Given data below:

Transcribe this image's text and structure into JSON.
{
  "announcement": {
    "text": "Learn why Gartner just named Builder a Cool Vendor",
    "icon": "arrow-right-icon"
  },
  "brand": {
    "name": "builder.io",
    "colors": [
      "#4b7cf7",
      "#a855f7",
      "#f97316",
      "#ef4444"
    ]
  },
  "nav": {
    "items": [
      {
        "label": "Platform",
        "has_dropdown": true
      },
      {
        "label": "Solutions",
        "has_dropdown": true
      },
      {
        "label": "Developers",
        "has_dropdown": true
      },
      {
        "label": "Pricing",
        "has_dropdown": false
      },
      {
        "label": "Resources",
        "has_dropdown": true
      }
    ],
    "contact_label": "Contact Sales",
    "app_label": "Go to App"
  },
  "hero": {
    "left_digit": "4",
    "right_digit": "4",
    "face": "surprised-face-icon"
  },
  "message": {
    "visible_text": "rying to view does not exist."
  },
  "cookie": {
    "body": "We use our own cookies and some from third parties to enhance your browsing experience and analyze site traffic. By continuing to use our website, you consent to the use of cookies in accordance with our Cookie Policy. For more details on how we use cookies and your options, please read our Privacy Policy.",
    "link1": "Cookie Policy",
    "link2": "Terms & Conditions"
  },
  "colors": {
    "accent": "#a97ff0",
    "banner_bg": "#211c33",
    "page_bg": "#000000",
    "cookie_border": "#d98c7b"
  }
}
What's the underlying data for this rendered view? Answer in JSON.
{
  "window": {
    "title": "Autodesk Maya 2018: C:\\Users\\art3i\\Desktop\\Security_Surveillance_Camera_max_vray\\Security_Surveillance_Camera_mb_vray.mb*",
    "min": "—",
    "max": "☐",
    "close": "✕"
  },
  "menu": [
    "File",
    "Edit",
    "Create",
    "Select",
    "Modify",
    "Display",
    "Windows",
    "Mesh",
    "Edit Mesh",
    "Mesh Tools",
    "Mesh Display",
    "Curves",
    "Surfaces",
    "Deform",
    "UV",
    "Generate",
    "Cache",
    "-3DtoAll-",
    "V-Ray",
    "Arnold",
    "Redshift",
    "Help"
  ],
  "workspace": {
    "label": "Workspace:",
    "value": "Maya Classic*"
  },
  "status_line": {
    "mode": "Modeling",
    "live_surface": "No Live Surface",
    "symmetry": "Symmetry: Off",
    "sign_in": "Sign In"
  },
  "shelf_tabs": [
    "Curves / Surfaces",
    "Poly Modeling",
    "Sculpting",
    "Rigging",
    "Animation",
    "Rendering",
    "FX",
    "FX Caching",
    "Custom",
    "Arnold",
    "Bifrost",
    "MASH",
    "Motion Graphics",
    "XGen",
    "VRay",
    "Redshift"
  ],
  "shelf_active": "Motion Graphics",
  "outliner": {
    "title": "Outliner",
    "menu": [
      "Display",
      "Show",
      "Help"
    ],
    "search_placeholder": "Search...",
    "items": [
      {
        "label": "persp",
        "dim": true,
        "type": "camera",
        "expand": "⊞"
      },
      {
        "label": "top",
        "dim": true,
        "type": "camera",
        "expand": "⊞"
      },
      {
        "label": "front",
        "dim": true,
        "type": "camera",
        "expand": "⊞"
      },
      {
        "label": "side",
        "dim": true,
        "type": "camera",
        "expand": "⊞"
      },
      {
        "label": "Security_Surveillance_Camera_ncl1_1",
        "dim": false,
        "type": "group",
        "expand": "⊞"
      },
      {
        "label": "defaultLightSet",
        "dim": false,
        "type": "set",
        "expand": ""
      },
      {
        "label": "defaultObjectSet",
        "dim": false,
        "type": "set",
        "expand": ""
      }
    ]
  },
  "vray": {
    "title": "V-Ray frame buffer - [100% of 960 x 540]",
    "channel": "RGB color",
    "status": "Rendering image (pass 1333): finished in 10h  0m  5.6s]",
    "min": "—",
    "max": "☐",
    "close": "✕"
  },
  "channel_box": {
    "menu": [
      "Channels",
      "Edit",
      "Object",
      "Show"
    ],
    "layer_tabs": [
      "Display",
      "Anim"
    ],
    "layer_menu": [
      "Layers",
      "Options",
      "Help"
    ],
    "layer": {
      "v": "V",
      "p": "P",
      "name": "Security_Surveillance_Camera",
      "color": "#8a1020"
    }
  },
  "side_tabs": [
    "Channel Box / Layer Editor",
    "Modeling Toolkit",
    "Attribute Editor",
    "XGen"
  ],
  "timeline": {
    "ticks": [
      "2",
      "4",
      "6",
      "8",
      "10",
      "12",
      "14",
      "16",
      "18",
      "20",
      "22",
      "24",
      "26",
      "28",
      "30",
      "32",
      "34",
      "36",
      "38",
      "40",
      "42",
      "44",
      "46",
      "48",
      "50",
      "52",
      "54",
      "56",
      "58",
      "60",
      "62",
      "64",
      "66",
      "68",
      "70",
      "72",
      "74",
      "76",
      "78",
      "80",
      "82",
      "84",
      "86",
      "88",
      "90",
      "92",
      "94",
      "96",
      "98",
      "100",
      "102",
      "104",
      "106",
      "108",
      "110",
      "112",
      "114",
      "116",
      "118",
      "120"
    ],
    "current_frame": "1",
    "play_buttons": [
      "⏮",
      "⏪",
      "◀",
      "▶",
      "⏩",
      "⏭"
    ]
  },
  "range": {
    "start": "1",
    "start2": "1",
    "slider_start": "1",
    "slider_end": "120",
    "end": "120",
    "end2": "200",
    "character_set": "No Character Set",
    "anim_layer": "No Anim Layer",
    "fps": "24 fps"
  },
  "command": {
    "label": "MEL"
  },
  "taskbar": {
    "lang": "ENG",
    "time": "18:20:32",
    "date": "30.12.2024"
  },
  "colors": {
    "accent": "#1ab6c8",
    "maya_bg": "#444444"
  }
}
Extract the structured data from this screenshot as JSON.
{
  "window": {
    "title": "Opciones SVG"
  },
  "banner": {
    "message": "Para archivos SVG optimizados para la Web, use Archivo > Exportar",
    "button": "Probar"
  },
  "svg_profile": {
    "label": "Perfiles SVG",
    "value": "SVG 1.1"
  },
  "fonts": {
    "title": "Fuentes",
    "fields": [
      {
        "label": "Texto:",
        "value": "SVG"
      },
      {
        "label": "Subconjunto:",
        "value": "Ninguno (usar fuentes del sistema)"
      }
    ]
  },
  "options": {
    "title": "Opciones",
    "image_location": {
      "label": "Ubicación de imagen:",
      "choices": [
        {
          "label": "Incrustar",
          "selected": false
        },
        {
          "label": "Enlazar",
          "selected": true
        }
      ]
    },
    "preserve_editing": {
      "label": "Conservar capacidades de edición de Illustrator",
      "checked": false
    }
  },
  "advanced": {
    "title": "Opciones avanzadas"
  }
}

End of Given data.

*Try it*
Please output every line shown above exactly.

*Result of this task*
Transcribe this image's text and structure into JSON.
{
  "announcement": {
    "text": "Learn why Gartner just named Builder a Cool Vendor",
    "icon": "arrow-right-icon"
  },
  "brand": {
    "name": "builder.io",
    "colors": [
      "#4b7cf7",
      "#a855f7",
      "#f97316",
      "#ef4444"
    ]
  },
  "nav": {
    "items": [
      {
        "label": "Platform",
        "has_dropdown": true
      },
      {
        "label": "Solutions",
        "has_dropdown": true
      },
      {
        "label": "Developers",
        "has_dropdown": true
      },
      {
        "label": "Pricing",
        "has_dropdown": false
      },
      {
        "label": "Resources",
        "has_dropdown": true
      }
    ],
    "contact_label": "Contact Sales",
    "app_label": "Go to App"
  },
  "hero": {
    "left_digit": "4",
    "right_digit": "4",
    "face": "surprised-face-icon"
  },
  "message": {
    "visible_text": "rying to view does not exist."
  },
  "cookie": {
    "body": "We use our own cookies and some from third parties to enhance your browsing experience and analyze site traffic. By continuing to use our website, you consent to the use of cookies in accordance with our Cookie Policy. For more details on how we use cookies and your options, please read our Privacy Policy.",
    "link1": "Cookie Policy",
    "link2": "Terms & Conditions"
  },
  "colors": {
    "accent": "#a97ff0",
    "banner_bg": "#211c33",
    "page_bg": "#000000",
    "cookie_border": "#d98c7b"
  }
}
What's the underlying data for this rendered view? Answer in JSON.
{
  "window": {
    "title": "Autodesk Maya 2018: C:\\Users\\art3i\\Desktop\\Security_Surveillance_Camera_max_vray\\Security_Surveillance_Camera_mb_vray.mb*",
    "min": "—",
    "max": "☐",
    "close": "✕"
  },
  "menu": [
    "File",
    "Edit",
    "Create",
    "Select",
    "Modify",
    "Display",
    "Windows",
    "Mesh",
    "Edit Mesh",
    "Mesh Tools",
    "Mesh Display",
    "Curves",
    "Surfaces",
    "Deform",
    "UV",
    "Generate",
    "Cache",
    "-3DtoAll-",
    "V-Ray",
    "Arnold",
    "Redshift",
    "Help"
  ],
  "workspace": {
    "label": "Workspace:",
    "value": "Maya Classic*"
  },
  "status_line": {
    "mode": "Modeling",
    "live_surface": "No Live Surface",
    "symmetry": "Symmetry: Off",
    "sign_in": "Sign In"
  },
  "shelf_tabs": [
    "Curves / Surfaces",
    "Poly Modeling",
    "Sculpting",
    "Rigging",
    "Animation",
    "Rendering",
    "FX",
    "FX Caching",
    "Custom",
    "Arnold",
    "Bifrost",
    "MASH",
    "Motion Graphics",
    "XGen",
    "VRay",
    "Redshift"
  ],
  "shelf_active": "Motion Graphics",
  "outliner": {
    "title": "Outliner",
    "menu": [
      "Display",
      "Show",
      "Help"
    ],
    "search_placeholder": "Search...",
    "items": [
      {
        "label": "persp",
        "dim": true,
        "type": "camera",
        "expand": "⊞"
      },
      {
        "label": "top",
        "dim": true,
        "type": "camera",
        "expand": "⊞"
      },
      {
        "label": "front",
        "dim": true,
        "type": "camera",
        "expand": "⊞"
      },
      {
        "label": "side",
        "dim": true,
        "type": "camera",
        "expand": "⊞"
      },
      {
        "label": "Security_Surveillance_Camera_ncl1_1",
        "dim": false,
        "type": "group",
        "expand": "⊞"
      },
      {
        "label": "defaultLightSet",
        "dim": false,
        "type": "set",
        "expand": ""
      },
      {
        "label": "defaultObjectSet",
        "dim": false,
        "type": "set",
        "expand": ""
      }
    ]
  },
  "vray": {
    "title": "V-Ray frame buffer - [100% of 960 x 540]",
    "channel": "RGB color",
    "status": "Rendering image (pass 1333): finished in 10h  0m  5.6s]",
    "min": "—",
    "max": "☐",
    "close": "✕"
  },
  "channel_box": {
    "menu": [
      "Channels",
      "Edit",
      "Object",
      "Show"
    ],
    "layer_tabs": [
      "Display",
      "Anim"
    ],
    "layer_menu": [
      "Layers",
      "Options",
      "Help"
    ],
    "layer": {
      "v": "V",
      "p": "P",
      "name": "Security_Surveillance_Camera",
      "color": "#8a1020"
    }
  },
  "side_tabs": [
    "Channel Box / Layer Editor",
    "Modeling Toolkit",
    "Attribute Editor",
    "XGen"
  ],
  "timeline": {
    "ticks": [
      "2",
      "4",
      "6",
      "8",
      "10",
      "12",
      "14",
      "16",
      "18",
      "20",
      "22",
      "24",
      "26",
      "28",
      "30",
      "32",
      "34",
      "36",
      "38",
      "40",
      "42",
      "44",
      "46",
      "48",
      "50",
      "52",
      "54",
      "56",
      "58",
      "60",
      "62",
      "64",
      "66",
      "68",
      "70",
      "72",
      "74",
      "76",
      "78",
      "80",
      "82",
      "84",
      "86",
      "88",
      "90",
      "92",
      "94",
      "96",
      "98",
      "100",
      "102",
      "104",
      "106",
      "108",
      "110",
      "112",
      "114",
      "116",
      "118",
      "120"
    ],
    "current_frame": "1",
    "play_buttons": [
      "⏮",
      "⏪",
      "◀",
      "▶",
      "⏩",
      "⏭"
    ]
  },
  "range": {
    "start": "1",
    "start2": "1",
    "slider_start": "1",
    "slider_end": "120",
    "end": "120",
    "end2": "200",
    "character_set": "No Character Set",
    "anim_layer": "No Anim Layer",
    "fps": "24 fps"
  },
  "command": {
    "label": "MEL"
  },
  "taskbar": {
    "lang": "ENG",
    "time": "18:20:32",
    "date": "30.12.2024"
  },
  "colors": {
    "accent": "#1ab6c8",
    "maya_bg": "#444444"
  }
}
Extract the structured data from this screenshot as JSON.
{
  "window": {
    "title": "Opciones SVG"
  },
  "banner": {
    "message": "Para archivos SVG optimizados para la Web, use Archivo > Exportar",
    "button": "Probar"
  },
  "svg_profile": {
    "label": "Perfiles SVG",
    "value": "SVG 1.1"
  },
  "fonts": {
    "title": "Fuentes",
    "fields": [
      {
        "label": "Texto:",
        "value": "SVG"
      },
      {
        "label": "Subconjunto:",
        "value": "Ninguno (usar fuentes del sistema)"
      }
    ]
  },
  "options": {
    "title": "Opciones",
    "image_location": {
      "label": "Ubicación de imagen:",
      "choices": [
        {
          "label": "Incrustar",
          "selected": false
        },
        {
          "label": "Enlazar",
          "selected": true
        }
      ]
    },
    "preserve_editing": {
      "label": "Conservar capacidades de edición de Illustrator",
      "checked": false
    }
  },
  "advanced": {
    "title": "Opciones avanzadas"
  }
}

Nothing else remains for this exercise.